*Assignment:* The answer must be every record below, repeated exactly.

*** Records for processing Section Begins ***

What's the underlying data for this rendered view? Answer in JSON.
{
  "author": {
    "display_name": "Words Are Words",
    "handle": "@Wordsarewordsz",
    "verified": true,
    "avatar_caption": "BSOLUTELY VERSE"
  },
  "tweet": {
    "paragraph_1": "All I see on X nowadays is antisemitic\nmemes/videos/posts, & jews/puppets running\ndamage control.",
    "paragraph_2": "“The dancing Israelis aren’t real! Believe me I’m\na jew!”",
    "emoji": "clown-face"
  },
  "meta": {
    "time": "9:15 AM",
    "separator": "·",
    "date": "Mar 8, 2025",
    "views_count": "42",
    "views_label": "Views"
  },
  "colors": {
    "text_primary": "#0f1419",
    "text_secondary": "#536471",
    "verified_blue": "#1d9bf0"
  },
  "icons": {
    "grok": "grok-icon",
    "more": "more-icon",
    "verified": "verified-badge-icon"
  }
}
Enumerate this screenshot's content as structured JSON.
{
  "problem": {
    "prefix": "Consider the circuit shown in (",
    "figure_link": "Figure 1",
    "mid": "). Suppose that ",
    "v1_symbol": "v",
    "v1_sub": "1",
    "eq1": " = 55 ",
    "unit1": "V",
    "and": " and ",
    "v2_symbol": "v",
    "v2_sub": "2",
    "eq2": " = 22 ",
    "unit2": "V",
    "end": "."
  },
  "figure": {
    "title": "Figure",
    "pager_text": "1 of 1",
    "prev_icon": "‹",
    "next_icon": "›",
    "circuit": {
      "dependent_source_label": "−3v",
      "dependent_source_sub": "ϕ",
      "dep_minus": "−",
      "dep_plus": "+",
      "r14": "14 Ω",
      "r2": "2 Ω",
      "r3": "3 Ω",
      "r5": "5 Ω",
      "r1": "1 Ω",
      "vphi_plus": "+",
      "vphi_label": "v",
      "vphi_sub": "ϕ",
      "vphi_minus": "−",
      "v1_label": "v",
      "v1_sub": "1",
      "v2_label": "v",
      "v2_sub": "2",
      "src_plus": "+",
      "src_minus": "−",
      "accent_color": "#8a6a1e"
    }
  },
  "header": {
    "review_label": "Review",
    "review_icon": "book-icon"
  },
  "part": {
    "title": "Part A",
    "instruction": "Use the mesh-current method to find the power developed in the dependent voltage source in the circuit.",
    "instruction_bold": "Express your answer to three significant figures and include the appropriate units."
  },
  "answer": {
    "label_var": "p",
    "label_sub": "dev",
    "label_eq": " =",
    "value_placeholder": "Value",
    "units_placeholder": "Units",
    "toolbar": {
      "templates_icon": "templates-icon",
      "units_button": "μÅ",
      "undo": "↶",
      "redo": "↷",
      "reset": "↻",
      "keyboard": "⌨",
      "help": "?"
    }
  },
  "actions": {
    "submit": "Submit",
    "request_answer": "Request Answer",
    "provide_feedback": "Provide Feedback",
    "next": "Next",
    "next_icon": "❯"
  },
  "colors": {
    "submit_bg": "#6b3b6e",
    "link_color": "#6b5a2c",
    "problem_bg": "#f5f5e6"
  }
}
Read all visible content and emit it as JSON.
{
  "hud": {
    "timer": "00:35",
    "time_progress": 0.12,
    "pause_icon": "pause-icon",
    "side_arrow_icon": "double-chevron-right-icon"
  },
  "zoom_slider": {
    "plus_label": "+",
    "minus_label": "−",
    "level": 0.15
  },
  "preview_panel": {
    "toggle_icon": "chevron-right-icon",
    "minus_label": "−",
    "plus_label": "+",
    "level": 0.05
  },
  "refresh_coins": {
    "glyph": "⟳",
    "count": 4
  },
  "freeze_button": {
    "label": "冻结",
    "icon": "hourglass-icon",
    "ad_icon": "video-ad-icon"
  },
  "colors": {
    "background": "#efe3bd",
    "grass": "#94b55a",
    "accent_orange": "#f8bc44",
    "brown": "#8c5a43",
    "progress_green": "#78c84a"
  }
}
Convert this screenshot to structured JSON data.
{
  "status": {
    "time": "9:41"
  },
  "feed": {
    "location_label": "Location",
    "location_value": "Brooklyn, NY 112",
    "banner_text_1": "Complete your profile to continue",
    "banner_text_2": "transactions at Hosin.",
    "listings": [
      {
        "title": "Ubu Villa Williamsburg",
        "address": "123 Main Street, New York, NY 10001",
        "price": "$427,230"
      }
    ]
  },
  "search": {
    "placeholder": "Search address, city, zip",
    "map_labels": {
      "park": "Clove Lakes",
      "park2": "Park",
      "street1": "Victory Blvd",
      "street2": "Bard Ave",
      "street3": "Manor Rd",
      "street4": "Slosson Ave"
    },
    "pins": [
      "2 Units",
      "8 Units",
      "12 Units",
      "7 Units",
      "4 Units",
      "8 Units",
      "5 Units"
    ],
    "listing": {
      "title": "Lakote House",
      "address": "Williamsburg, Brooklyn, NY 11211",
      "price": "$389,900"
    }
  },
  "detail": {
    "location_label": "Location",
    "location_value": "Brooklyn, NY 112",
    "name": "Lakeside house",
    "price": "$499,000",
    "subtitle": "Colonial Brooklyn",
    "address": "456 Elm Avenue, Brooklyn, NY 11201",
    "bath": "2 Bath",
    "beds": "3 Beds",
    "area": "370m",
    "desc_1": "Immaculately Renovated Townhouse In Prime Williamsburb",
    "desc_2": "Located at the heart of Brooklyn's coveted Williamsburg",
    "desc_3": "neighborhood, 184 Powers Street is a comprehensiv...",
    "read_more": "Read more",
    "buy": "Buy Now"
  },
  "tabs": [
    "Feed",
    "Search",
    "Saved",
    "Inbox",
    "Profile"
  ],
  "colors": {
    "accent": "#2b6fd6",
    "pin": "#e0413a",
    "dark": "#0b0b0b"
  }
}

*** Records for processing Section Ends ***

*Your response:*
What's the underlying data for this rendered view? Answer in JSON.
{
  "author": {
    "display_name": "Words Are Words",
    "handle": "@Wordsarewordsz",
    "verified": true,
    "avatar_caption": "BSOLUTELY VERSE"
  },
  "tweet": {
    "paragraph_1": "All I see on X nowadays is antisemitic\nmemes/videos/posts, & jews/puppets running\ndamage control.",
    "paragraph_2": "“The dancing Israelis aren’t real! Believe me I’m\na jew!”",
    "emoji": "clown-face"
  },
  "meta": {
    "time": "9:15 AM",
    "separator": "·",
    "date": "Mar 8, 2025",
    "views_count": "42",
    "views_label": "Views"
  },
  "colors": {
    "text_primary": "#0f1419",
    "text_secondary": "#536471",
    "verified_blue": "#1d9bf0"
  },
  "icons": {
    "grok": "grok-icon",
    "more": "more-icon",
    "verified": "verified-badge-icon"
  }
}
Enumerate this screenshot's content as structured JSON.
{
  "problem": {
    "prefix": "Consider the circuit shown in (",
    "figure_link": "Figure 1",
    "mid": "). Suppose that ",
    "v1_symbol": "v",
    "v1_sub": "1",
    "eq1": " = 55 ",
    "unit1": "V",
    "and": " and ",
    "v2_symbol": "v",
    "v2_sub": "2",
    "eq2": " = 22 ",
    "unit2": "V",
    "end": "."
  },
  "figure": {
    "title": "Figure",
    "pager_text": "1 of 1",
    "prev_icon": "‹",
    "next_icon": "›",
    "circuit": {
      "dependent_source_label": "−3v",
      "dependent_source_sub": "ϕ",
      "dep_minus": "−",
      "dep_plus": "+",
      "r14": "14 Ω",
      "r2": "2 Ω",
      "r3": "3 Ω",
      "r5": "5 Ω",
      "r1": "1 Ω",
      "vphi_plus": "+",
      "vphi_label": "v",
      "vphi_sub": "ϕ",
      "vphi_minus": "−",
      "v1_label": "v",
      "v1_sub": "1",
      "v2_label": "v",
      "v2_sub": "2",
      "src_plus": "+",
      "src_minus": "−",
      "accent_color": "#8a6a1e"
    }
  },
  "header": {
    "review_label": "Review",
    "review_icon": "book-icon"
  },
  "part": {
    "title": "Part A",
    "instruction": "Use the mesh-current method to find the power developed in the dependent voltage source in the circuit.",
    "instruction_bold": "Express your answer to three significant figures and include the appropriate units."
  },
  "answer": {
    "label_var": "p",
    "label_sub": "dev",
    "label_eq": " =",
    "value_placeholder": "Value",
    "units_placeholder": "Units",
    "toolbar": {
      "templates_icon": "templates-icon",
      "units_button": "μÅ",
      "undo": "↶",
      "redo": "↷",
      "reset": "↻",
      "keyboard": "⌨",
      "help": "?"
    }
  },
  "actions": {
    "submit": "Submit",
    "request_answer": "Request Answer",
    "provide_feedback": "Provide Feedback",
    "next": "Next",
    "next_icon": "❯"
  },
  "colors": {
    "submit_bg": "#6b3b6e",
    "link_color": "#6b5a2c",
    "problem_bg": "#f5f5e6"
  }
}
Read all visible content and emit it as JSON.
{
  "hud": {
    "timer": "00:35",
    "time_progress": 0.12,
    "pause_icon": "pause-icon",
    "side_arrow_icon": "double-chevron-right-icon"
  },
  "zoom_slider": {
    "plus_label": "+",
    "minus_label": "−",
    "level": 0.15
  },
  "preview_panel": {
    "toggle_icon": "chevron-right-icon",
    "minus_label": "−",
    "plus_label": "+",
    "level": 0.05
  },
  "refresh_coins": {
    "glyph": "⟳",
    "count": 4
  },
  "freeze_button": {
    "label": "冻结",
    "icon": "hourglass-icon",
    "ad_icon": "video-ad-icon"
  },
  "colors": {
    "background": "#efe3bd",
    "grass": "#94b55a",
    "accent_orange": "#f8bc44",
    "brown": "#8c5a43",
    "progress_green": "#78c84a"
  }
}
Convert this screenshot to structured JSON data.
{
  "status": {
    "time": "9:41"
  },
  "feed": {
    "location_label": "Location",
    "location_value": "Brooklyn, NY 112",
    "banner_text_1": "Complete your profile to continue",
    "banner_text_2": "transactions at Hosin.",
    "listings": [
      {
        "title": "Ubu Villa Williamsburg",
        "address": "123 Main Street, New York, NY 10001",
        "price": "$427,230"
      }
    ]
  },
  "search": {
    "placeholder": "Search address, city, zip",
    "map_labels": {
      "park": "Clove Lakes",
      "park2": "Park",
      "street1": "Victory Blvd",
      "street2": "Bard Ave",
      "street3": "Manor Rd",
      "street4": "Slosson Ave"
    },
    "pins": [
      "2 Units",
      "8 Units",
      "12 Units",
      "7 Units",
      "4 Units",
      "8 Units",
      "5 Units"
    ],
    "listing": {
      "title": "Lakote House",
      "address": "Williamsburg, Brooklyn, NY 11211",
      "price": "$389,900"
    }
  },
  "detail": {
    "location_label": "Location",
    "location_value": "Brooklyn, NY 112",
    "name": "Lakeside house",
    "price": "$499,000",
    "subtitle": "Colonial Brooklyn",
    "address": "456 Elm Avenue, Brooklyn, NY 11201",
    "bath": "2 Bath",
    "beds": "3 Beds",
    "area": "370m",
    "desc_1": "Immaculately Renovated Townhouse In Prime Williamsburb",
    "desc_2": "Located at the heart of Brooklyn's coveted Williamsburg",
    "desc_3": "neighborhood, 184 Powers Street is a comprehensiv...",
    "read_more": "Read more",
    "buy": "Buy Now"
  },
  "tabs": [
    "Feed",
    "Search",
    "Saved",
    "Inbox",
    "Profile"
  ],
  "colors": {
    "accent": "#2b6fd6",
    "pin": "#e0413a",
    "dark": "#0b0b0b"
  }
}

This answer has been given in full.